##### DATA
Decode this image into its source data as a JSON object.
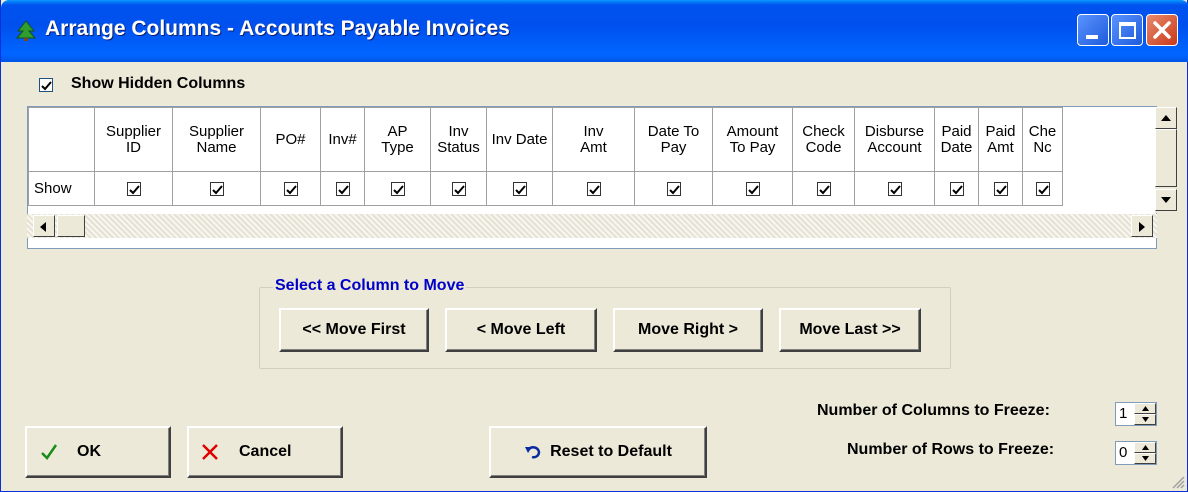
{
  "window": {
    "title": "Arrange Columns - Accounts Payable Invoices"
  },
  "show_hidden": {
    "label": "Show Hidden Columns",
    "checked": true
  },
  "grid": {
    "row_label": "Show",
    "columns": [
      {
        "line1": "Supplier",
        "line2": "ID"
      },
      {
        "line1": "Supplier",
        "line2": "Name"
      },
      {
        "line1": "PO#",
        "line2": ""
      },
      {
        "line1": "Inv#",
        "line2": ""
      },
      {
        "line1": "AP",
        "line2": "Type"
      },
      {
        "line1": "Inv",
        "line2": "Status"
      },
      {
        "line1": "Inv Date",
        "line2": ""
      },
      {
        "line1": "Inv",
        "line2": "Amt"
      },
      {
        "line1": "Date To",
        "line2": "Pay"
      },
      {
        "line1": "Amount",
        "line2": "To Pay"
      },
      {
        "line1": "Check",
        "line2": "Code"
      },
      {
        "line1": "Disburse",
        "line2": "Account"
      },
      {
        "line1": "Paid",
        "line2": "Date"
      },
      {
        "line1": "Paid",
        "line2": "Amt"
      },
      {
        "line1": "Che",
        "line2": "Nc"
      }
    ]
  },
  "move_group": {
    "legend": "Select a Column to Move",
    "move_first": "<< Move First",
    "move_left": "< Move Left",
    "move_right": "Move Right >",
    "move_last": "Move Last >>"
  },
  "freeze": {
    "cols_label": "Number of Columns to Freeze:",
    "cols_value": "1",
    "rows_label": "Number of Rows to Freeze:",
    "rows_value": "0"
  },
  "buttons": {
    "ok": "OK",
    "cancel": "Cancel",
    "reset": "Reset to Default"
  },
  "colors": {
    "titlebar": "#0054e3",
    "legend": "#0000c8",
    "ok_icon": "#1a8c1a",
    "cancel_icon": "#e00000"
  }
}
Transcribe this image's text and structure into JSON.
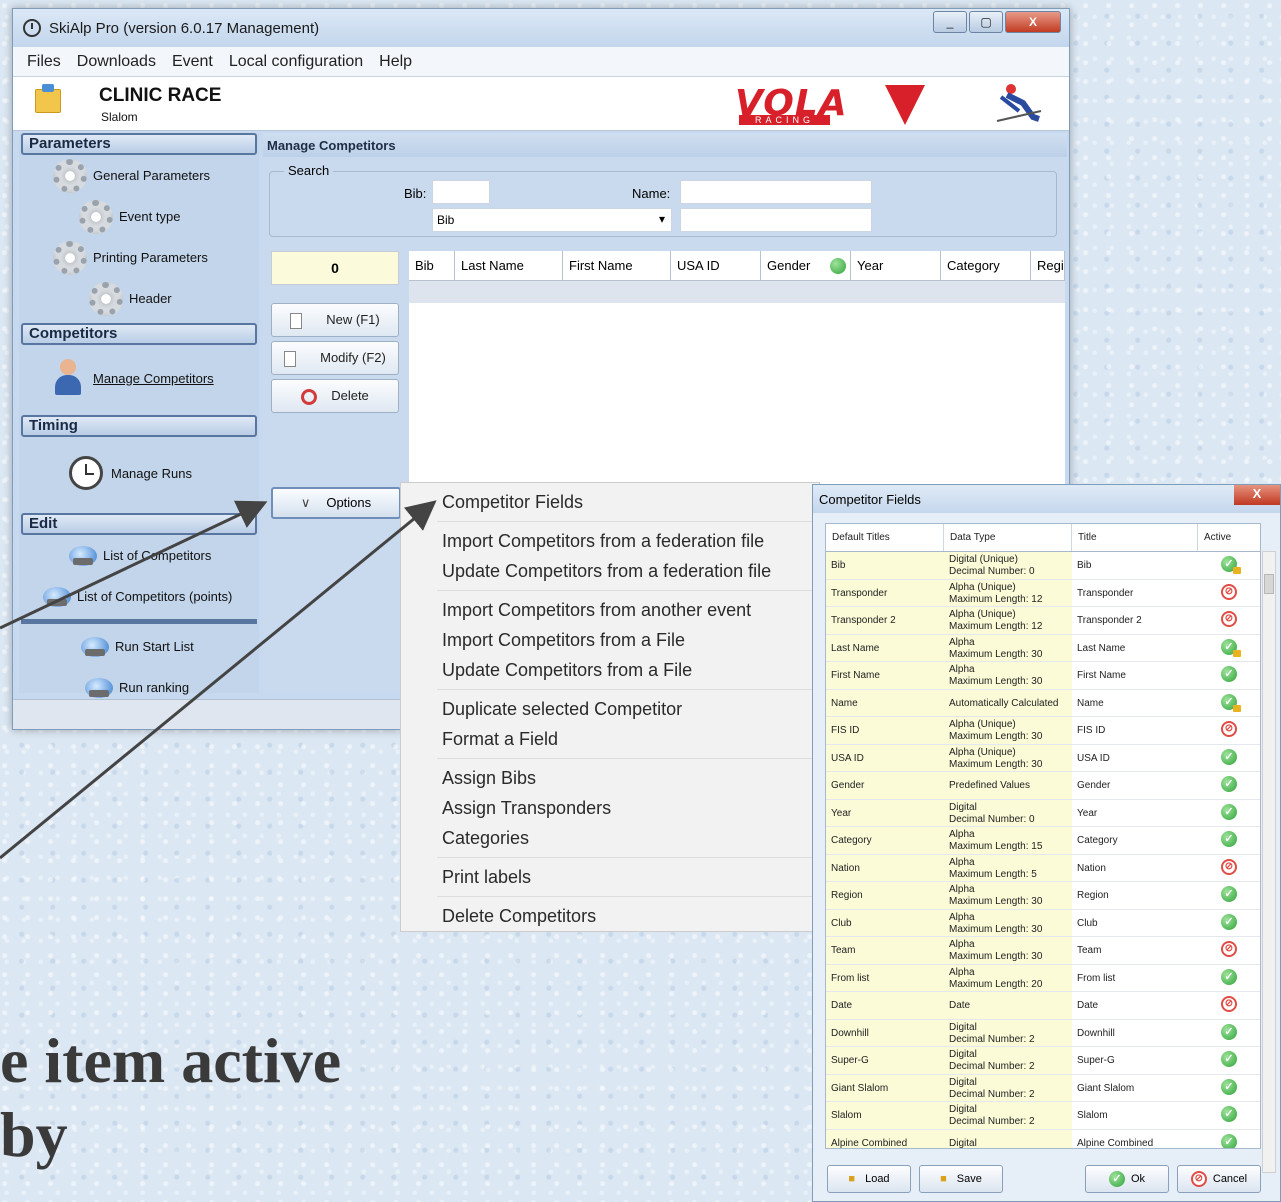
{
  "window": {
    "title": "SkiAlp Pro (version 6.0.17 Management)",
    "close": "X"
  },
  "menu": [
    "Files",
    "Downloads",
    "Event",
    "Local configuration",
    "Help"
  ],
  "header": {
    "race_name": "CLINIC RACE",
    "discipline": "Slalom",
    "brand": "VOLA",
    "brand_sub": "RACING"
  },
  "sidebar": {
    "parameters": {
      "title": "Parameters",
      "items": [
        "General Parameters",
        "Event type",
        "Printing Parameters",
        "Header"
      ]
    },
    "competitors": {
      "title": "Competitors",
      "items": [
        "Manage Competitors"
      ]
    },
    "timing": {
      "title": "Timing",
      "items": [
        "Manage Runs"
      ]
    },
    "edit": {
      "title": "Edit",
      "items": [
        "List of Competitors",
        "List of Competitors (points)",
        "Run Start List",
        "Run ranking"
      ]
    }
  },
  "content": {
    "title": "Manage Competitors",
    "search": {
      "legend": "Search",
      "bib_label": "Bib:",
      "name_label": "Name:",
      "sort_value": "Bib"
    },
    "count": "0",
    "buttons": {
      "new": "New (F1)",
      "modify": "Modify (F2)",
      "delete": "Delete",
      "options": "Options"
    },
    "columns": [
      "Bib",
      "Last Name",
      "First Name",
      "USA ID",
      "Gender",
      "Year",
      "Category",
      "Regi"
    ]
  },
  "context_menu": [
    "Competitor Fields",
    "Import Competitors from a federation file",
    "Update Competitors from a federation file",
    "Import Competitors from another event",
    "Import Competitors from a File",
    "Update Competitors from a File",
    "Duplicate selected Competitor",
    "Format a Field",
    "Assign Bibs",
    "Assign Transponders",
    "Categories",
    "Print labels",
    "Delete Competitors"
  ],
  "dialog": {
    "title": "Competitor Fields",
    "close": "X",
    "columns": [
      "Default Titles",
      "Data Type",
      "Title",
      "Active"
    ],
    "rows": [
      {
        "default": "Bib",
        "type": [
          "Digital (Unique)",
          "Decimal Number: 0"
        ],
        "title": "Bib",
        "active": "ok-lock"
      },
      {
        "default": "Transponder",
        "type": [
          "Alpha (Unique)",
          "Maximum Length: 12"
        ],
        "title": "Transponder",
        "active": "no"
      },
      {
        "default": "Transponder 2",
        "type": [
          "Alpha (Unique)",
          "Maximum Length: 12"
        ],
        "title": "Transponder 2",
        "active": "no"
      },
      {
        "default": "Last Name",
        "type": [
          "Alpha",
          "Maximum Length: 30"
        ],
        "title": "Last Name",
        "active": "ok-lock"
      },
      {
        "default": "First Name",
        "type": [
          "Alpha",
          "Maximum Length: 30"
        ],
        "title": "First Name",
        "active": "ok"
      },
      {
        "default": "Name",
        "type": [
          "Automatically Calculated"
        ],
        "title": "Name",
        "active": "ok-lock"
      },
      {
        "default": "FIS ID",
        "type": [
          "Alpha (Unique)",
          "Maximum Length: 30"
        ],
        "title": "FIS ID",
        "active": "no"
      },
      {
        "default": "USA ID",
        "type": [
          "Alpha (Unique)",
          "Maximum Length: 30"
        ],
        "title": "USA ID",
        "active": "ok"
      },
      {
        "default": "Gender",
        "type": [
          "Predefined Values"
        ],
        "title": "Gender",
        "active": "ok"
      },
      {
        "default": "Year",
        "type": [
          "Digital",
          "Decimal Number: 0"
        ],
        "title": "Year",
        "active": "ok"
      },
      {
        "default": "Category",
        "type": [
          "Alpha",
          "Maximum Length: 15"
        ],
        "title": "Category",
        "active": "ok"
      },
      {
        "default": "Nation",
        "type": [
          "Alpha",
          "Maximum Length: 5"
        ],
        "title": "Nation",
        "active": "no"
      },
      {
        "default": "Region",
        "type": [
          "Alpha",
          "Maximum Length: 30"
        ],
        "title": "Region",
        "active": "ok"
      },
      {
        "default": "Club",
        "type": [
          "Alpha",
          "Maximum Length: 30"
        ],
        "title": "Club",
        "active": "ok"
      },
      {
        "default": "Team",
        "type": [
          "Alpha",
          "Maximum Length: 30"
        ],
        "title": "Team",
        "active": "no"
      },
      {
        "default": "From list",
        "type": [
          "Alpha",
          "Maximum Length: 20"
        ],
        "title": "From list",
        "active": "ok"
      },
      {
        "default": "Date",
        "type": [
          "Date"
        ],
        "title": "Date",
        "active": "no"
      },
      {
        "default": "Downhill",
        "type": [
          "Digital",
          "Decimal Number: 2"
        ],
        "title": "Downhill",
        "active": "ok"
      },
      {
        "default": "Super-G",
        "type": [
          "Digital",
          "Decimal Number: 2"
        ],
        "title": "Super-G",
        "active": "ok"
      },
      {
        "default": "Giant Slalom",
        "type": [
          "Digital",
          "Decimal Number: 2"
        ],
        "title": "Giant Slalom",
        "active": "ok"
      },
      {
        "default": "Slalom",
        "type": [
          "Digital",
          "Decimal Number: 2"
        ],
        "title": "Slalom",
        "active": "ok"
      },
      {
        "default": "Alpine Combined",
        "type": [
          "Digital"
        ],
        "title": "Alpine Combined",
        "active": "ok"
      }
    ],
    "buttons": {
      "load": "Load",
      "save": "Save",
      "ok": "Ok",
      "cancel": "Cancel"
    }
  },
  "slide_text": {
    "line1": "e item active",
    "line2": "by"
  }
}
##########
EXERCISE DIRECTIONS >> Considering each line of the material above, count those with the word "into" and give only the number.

SOLUTION FOR THIS PROBLEM >> 2